Data section start

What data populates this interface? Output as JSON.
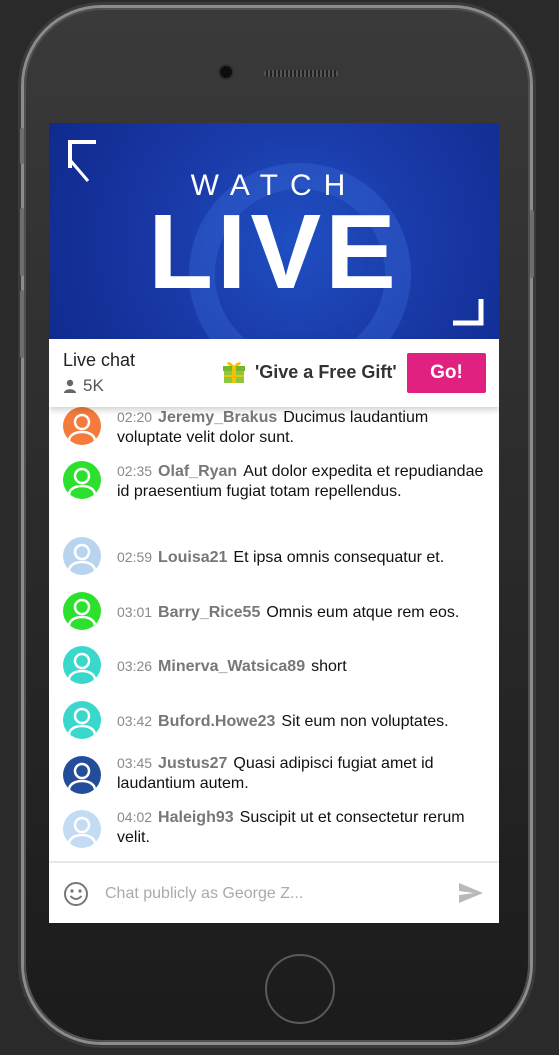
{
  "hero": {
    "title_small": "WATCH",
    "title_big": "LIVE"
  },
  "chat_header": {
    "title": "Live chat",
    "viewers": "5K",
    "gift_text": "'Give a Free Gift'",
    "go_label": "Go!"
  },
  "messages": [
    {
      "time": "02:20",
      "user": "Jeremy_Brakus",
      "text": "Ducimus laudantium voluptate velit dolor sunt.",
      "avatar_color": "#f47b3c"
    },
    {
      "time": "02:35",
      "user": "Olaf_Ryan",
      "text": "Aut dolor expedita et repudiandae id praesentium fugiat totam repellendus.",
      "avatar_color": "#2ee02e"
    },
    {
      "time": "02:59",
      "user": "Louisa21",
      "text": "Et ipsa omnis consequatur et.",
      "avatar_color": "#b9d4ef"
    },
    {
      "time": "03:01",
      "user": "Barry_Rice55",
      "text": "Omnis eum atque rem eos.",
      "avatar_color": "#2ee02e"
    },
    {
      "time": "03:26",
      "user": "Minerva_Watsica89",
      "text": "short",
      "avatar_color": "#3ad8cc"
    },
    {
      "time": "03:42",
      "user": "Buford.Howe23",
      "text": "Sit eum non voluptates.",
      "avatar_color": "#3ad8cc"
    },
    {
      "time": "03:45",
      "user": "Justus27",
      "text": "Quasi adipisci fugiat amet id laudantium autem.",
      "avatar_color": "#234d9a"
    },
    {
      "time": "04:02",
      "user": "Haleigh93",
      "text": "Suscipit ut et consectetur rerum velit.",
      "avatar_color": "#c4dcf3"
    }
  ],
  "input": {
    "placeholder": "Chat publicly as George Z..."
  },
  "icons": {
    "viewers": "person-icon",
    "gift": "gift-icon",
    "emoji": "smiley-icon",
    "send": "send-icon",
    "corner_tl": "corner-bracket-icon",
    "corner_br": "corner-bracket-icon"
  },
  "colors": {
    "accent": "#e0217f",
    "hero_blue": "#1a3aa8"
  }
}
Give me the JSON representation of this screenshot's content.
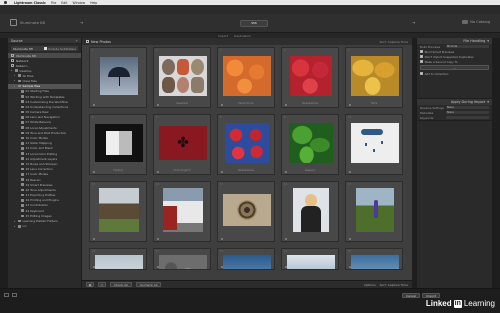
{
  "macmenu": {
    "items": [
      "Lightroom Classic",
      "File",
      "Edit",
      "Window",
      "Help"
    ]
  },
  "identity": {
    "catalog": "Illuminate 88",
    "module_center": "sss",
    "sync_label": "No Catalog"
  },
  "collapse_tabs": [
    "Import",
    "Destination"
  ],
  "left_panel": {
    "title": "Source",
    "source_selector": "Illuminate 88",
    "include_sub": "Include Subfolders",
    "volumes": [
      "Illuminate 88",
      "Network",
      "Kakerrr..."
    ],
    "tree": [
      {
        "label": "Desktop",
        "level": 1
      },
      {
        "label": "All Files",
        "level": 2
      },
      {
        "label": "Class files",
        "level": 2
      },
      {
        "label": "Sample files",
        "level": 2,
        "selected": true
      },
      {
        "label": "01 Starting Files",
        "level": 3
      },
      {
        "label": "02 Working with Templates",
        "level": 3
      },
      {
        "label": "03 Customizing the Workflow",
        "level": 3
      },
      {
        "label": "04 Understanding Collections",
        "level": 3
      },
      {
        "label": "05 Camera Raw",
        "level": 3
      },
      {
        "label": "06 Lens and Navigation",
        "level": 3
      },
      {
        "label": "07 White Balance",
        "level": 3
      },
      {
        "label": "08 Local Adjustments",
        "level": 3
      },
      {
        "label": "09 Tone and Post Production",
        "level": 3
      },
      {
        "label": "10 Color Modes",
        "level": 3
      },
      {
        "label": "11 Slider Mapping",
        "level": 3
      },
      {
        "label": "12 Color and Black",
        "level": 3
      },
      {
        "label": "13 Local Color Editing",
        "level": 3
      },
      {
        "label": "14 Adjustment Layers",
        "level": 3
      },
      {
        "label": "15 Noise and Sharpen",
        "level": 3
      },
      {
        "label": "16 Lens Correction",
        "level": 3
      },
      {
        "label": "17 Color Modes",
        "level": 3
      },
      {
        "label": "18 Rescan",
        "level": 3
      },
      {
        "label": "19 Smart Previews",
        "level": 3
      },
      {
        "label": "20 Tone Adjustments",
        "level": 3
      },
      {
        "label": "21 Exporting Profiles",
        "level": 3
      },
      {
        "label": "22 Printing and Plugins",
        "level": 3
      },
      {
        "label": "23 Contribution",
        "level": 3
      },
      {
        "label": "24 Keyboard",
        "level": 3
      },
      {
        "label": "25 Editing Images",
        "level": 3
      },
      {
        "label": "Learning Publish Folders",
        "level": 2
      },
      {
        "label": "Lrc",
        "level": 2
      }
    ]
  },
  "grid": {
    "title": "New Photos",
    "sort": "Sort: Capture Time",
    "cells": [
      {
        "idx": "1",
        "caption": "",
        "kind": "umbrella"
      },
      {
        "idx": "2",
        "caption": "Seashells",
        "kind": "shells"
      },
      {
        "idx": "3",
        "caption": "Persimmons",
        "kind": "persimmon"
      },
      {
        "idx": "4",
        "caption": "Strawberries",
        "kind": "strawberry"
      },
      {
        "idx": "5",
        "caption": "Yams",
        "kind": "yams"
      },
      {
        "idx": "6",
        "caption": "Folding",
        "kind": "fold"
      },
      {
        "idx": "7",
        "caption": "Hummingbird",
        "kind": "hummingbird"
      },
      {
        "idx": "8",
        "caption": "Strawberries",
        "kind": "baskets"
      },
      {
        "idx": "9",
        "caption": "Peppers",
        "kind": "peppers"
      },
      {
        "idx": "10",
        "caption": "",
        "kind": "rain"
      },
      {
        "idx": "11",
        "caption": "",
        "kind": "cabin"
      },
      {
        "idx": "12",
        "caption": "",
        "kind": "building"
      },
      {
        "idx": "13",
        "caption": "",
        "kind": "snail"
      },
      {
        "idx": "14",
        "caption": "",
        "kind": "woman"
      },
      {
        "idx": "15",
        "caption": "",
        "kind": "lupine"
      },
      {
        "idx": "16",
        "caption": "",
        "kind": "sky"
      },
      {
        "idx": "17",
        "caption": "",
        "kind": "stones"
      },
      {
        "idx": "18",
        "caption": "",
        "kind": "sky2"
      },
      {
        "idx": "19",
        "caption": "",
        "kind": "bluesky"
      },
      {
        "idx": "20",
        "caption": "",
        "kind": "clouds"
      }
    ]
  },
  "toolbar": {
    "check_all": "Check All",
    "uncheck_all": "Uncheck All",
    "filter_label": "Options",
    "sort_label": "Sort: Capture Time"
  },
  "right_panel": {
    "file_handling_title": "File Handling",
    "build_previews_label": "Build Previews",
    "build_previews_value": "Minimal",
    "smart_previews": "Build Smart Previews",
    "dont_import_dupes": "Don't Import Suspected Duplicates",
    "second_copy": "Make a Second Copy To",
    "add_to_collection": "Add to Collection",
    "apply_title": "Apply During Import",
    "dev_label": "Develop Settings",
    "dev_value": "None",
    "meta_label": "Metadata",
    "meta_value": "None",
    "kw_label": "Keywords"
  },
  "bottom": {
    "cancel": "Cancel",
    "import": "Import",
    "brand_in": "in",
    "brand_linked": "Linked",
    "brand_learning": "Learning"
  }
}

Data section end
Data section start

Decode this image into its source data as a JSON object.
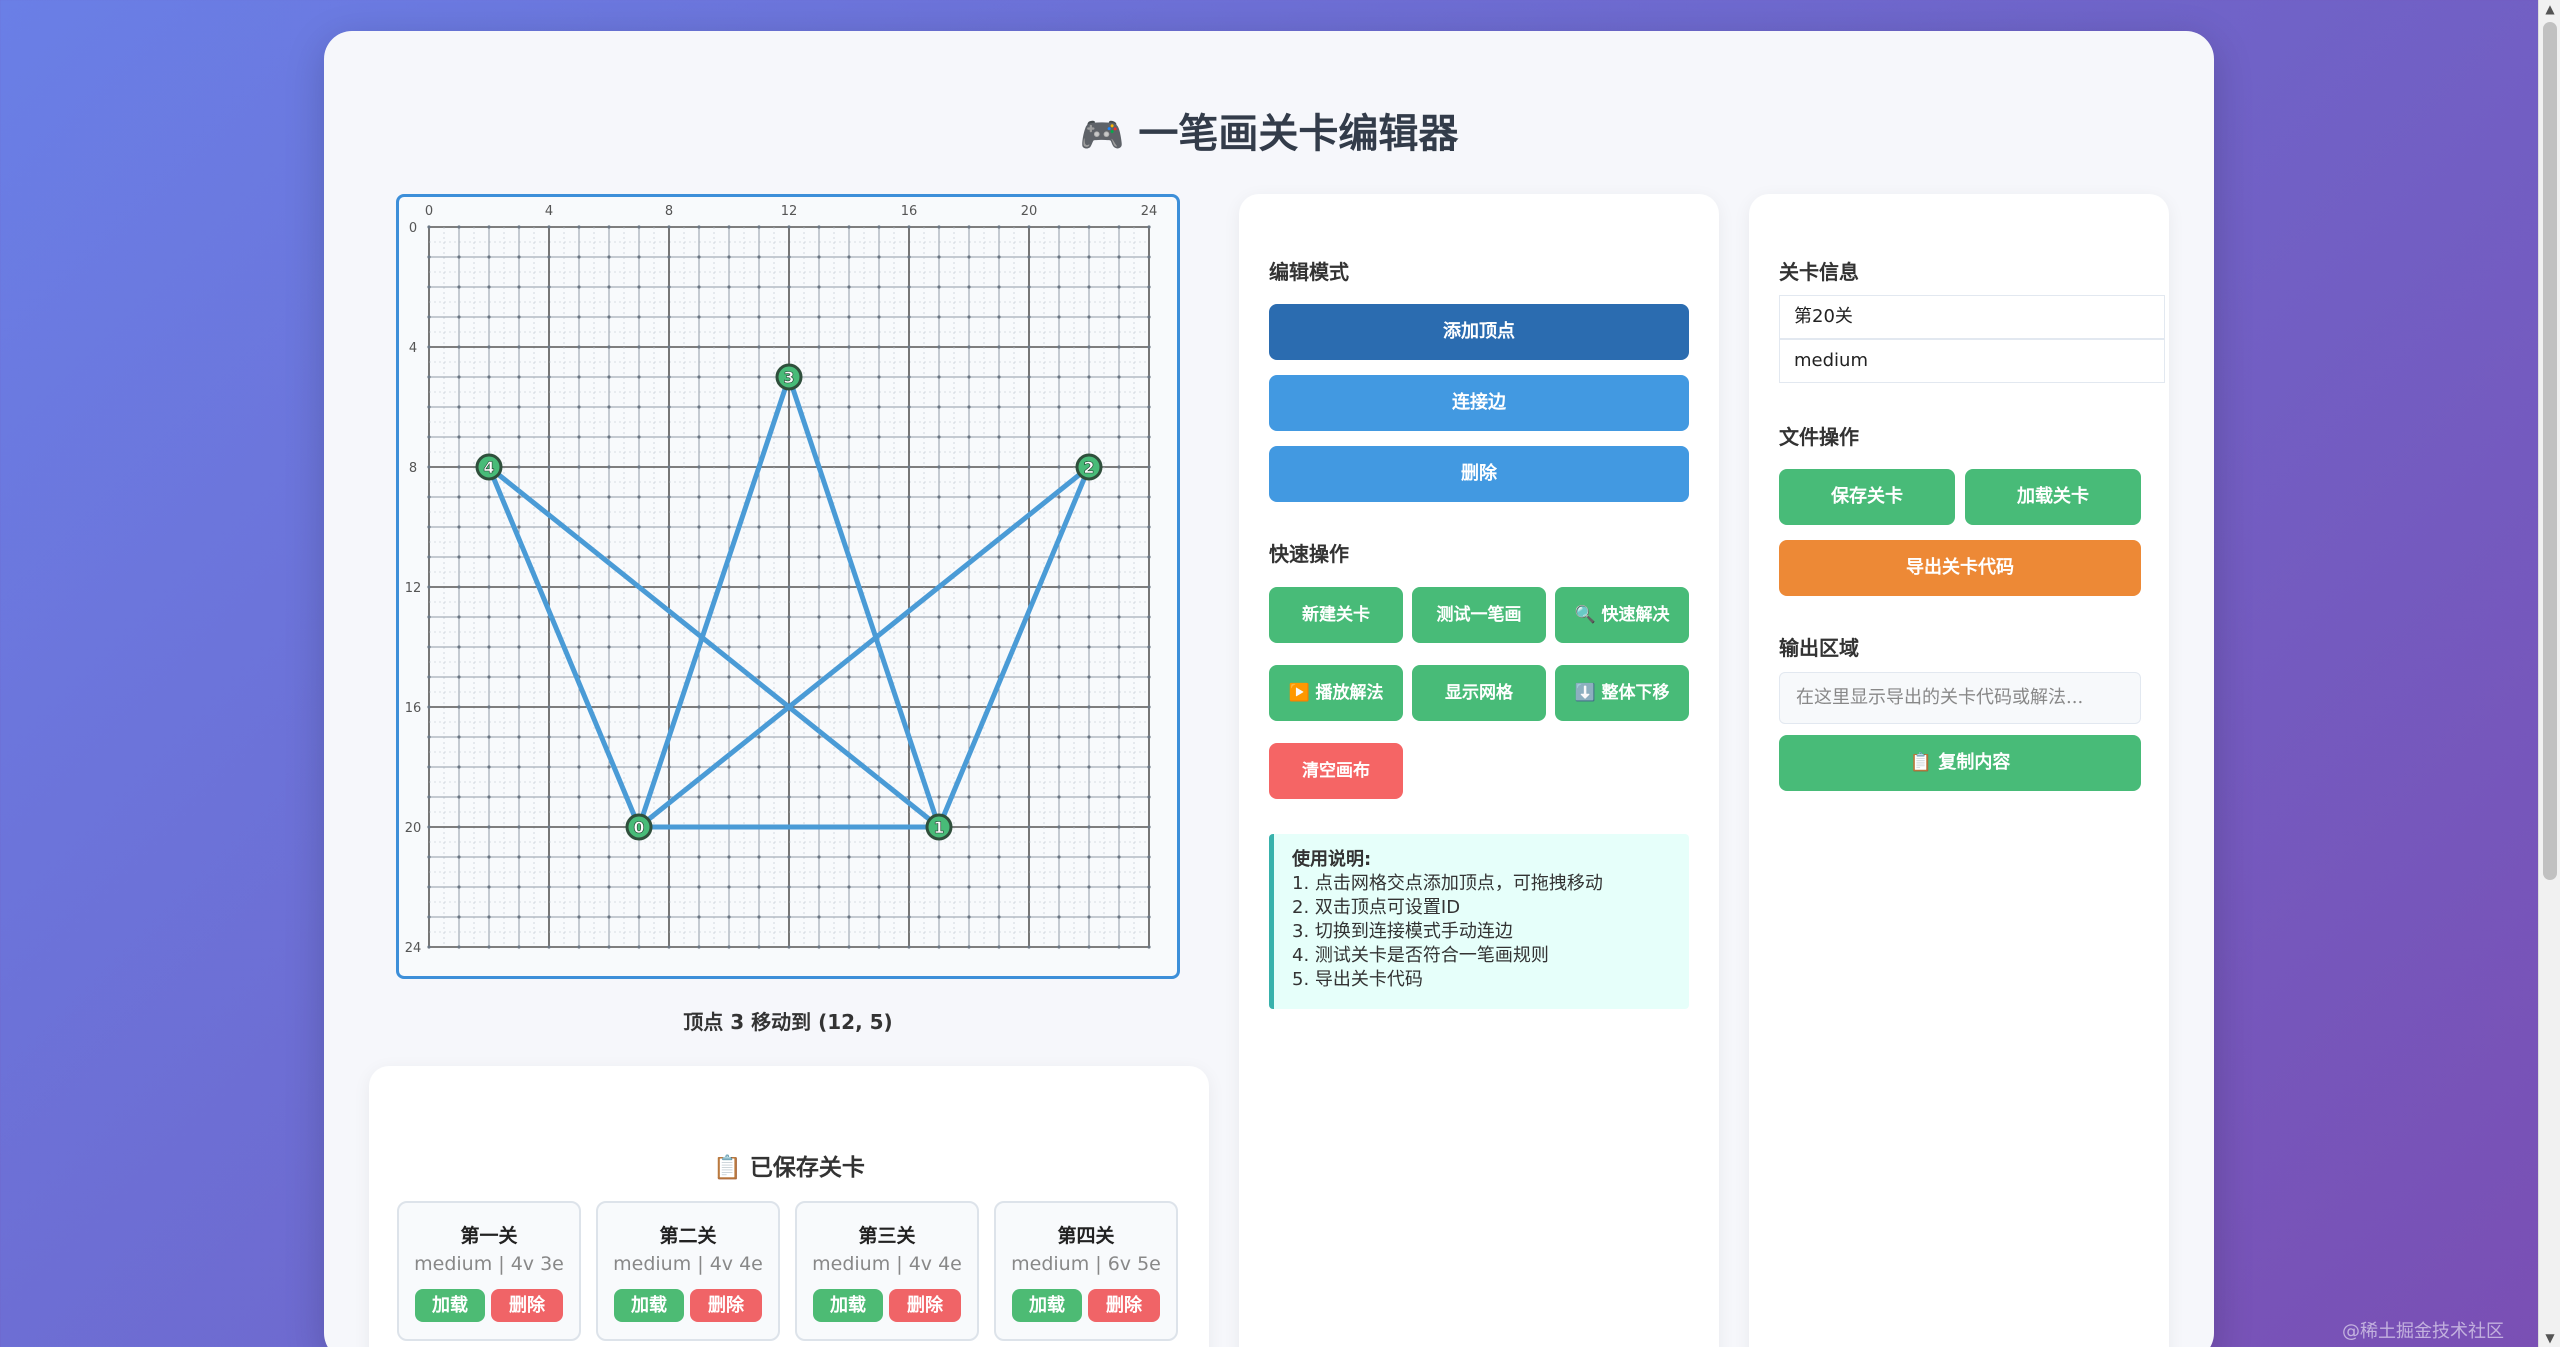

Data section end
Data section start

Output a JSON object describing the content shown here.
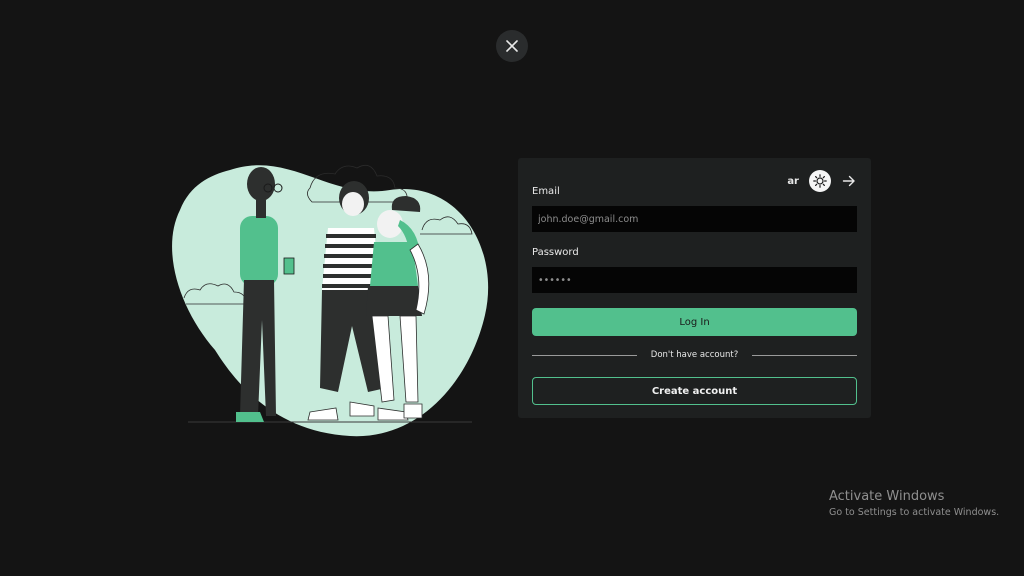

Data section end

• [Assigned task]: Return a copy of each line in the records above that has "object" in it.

• [Reply]:
Decode this image into its source data as a JSON object.
Output a JSON object describing the content shown here.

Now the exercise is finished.